▸ PROMPT:
Could you copy every line from the material below in which "Sleeve" appears?

.....

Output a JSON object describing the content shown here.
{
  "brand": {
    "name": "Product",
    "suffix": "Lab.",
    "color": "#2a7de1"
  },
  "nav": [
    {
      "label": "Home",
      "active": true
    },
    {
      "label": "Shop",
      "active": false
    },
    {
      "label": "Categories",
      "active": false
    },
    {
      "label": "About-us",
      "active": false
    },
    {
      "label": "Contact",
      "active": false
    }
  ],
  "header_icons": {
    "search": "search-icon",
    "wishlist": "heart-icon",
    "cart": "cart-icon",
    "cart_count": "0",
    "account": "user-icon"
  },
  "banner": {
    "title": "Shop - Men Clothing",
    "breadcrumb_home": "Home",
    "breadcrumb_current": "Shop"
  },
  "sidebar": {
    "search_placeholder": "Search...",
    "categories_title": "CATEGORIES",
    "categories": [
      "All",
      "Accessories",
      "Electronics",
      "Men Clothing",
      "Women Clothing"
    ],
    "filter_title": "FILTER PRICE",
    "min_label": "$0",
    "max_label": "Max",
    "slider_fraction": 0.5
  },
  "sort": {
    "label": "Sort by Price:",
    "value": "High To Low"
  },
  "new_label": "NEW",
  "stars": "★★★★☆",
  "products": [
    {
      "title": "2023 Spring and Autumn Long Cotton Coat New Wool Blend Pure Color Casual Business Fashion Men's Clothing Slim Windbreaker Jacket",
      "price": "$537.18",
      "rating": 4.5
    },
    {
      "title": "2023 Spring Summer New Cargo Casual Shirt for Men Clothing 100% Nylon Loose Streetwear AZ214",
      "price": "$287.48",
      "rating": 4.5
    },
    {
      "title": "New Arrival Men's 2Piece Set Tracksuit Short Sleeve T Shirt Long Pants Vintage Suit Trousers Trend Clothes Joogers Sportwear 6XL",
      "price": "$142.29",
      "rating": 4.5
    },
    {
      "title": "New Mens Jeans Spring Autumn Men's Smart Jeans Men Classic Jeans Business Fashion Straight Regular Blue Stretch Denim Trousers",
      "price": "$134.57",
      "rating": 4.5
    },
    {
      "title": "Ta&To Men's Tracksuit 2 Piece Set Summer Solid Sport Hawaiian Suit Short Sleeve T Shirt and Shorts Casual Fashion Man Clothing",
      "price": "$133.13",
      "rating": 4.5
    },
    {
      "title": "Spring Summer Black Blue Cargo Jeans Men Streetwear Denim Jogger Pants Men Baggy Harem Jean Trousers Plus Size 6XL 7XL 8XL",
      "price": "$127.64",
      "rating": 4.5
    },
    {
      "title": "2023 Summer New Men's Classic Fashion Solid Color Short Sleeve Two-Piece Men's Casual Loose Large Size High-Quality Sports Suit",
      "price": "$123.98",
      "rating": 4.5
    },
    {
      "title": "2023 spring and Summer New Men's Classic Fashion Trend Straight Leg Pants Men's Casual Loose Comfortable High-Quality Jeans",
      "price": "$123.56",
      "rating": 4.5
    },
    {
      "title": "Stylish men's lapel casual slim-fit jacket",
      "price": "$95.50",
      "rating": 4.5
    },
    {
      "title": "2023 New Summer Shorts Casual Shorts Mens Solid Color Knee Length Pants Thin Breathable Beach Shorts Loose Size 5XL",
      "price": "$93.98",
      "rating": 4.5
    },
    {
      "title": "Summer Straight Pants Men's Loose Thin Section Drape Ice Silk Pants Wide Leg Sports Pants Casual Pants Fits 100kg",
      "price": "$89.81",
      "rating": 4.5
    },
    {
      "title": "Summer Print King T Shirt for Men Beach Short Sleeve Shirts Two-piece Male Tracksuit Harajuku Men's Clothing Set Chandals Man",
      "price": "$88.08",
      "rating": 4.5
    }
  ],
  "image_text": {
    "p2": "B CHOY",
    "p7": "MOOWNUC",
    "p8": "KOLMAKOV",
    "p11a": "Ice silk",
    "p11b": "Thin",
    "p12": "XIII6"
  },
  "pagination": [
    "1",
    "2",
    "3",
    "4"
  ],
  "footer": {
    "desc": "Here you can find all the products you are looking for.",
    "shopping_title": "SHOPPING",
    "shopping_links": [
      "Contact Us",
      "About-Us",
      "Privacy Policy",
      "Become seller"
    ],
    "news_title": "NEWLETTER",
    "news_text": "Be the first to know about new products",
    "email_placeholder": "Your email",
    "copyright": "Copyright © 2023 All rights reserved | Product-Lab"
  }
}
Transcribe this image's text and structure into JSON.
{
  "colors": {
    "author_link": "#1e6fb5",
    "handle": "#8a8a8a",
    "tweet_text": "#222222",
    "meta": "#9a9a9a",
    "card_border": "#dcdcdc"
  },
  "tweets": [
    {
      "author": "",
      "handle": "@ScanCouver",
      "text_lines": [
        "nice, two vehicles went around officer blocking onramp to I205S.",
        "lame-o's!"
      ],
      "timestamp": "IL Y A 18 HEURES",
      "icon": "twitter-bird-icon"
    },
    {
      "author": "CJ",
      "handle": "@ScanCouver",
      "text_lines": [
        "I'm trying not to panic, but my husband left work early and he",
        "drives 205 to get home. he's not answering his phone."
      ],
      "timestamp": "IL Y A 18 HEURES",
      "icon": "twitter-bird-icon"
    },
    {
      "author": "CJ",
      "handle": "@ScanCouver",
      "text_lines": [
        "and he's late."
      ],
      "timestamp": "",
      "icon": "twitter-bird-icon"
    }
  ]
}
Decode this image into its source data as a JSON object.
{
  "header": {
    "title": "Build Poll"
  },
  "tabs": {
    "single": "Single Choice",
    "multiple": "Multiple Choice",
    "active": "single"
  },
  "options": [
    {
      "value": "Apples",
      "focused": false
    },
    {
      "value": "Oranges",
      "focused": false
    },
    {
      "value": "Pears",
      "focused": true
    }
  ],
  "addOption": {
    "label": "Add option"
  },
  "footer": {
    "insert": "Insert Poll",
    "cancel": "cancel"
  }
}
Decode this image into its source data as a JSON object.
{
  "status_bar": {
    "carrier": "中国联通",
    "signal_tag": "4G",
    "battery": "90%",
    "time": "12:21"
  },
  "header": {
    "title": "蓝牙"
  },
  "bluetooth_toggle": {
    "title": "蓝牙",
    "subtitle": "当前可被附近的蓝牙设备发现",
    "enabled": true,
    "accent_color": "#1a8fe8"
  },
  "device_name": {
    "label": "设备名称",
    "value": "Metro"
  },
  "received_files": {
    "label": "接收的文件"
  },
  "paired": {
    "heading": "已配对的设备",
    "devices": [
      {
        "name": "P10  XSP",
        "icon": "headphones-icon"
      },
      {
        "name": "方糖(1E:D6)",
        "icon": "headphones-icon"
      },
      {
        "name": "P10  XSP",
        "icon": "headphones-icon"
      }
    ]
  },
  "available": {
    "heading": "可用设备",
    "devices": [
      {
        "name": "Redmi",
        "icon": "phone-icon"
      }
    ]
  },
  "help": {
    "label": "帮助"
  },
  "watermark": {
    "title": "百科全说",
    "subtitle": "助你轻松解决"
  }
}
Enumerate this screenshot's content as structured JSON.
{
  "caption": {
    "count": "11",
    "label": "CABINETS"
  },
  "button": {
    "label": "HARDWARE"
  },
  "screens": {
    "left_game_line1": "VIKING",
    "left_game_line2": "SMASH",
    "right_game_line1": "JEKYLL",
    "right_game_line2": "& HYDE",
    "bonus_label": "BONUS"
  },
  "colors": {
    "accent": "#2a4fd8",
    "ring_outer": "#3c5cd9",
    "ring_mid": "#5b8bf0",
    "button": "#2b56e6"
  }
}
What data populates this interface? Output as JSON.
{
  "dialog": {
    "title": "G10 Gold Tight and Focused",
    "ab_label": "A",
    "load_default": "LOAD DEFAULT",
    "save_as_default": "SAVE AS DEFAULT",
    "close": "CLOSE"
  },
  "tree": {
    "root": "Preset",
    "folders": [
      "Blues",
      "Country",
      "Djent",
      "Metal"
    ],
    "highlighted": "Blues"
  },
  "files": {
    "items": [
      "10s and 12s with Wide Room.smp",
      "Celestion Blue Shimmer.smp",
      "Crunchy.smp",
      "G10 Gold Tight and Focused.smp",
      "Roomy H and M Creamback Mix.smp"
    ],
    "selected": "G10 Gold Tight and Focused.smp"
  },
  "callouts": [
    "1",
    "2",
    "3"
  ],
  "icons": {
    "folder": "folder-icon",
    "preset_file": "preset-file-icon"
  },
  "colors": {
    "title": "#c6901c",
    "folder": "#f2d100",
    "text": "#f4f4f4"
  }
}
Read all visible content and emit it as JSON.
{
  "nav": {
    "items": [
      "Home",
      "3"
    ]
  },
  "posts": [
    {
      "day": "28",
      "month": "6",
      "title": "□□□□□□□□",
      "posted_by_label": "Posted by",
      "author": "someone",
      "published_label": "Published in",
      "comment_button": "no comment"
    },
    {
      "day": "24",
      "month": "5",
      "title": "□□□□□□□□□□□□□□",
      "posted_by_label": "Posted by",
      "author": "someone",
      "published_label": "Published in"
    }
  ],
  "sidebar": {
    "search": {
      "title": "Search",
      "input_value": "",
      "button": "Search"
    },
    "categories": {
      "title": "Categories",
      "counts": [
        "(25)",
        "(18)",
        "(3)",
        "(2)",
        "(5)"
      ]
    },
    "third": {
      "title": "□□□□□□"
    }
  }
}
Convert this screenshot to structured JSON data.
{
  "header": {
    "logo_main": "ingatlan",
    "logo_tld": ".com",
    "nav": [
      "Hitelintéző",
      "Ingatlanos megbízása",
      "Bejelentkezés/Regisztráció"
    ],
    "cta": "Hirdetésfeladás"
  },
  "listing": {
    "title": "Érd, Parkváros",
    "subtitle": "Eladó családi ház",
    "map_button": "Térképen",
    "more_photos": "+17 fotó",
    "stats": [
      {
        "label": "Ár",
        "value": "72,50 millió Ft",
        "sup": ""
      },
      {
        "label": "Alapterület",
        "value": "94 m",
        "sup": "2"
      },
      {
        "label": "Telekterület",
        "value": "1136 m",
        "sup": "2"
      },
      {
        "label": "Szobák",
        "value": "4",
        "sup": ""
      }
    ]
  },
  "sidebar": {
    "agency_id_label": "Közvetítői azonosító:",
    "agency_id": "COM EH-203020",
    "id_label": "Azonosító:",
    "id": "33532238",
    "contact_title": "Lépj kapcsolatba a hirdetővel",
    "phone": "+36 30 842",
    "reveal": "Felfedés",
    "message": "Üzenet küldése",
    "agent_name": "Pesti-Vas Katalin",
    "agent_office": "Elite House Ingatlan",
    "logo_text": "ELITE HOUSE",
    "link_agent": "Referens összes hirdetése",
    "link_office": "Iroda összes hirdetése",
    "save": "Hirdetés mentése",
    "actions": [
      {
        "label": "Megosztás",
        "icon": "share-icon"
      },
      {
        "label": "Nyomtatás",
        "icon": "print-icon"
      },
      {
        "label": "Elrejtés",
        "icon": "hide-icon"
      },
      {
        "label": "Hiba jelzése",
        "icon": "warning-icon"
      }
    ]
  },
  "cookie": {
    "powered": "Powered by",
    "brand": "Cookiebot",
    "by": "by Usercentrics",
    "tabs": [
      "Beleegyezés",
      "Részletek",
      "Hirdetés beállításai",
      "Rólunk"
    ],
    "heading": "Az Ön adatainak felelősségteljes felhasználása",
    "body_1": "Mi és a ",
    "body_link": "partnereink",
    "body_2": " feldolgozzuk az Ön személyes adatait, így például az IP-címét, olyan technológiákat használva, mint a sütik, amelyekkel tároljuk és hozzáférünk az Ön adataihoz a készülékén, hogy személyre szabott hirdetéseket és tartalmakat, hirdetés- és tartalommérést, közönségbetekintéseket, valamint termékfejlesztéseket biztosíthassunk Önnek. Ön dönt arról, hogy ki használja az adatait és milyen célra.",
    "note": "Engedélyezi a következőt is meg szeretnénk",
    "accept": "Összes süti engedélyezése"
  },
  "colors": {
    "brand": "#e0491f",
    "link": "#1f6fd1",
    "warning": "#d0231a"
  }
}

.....

▸ REPLY TO THE EXERCISE:
      "title": "New Arrival Men's 2Piece Set Tracksuit Short Sleeve T Shirt Long Pants Vintage Suit Trousers Trend Clothes Joogers Sportwear 6XL",
      "title": "Ta&To Men's Tracksuit 2 Piece Set Summer Solid Sport Hawaiian Suit Short Sleeve T Shirt and Shorts Casual Fashion Man Clothing",
      "title": "2023 Summer New Men's Classic Fashion Solid Color Short Sleeve Two-Piece Men's Casual Loose Large Size High-Quality Sports Suit",
      "title": "Summer Print King T Shirt for Men Beach Short Sleeve Shirts Two-piece Male Tracksuit Harajuku Men's Clothing Set Chandals Man",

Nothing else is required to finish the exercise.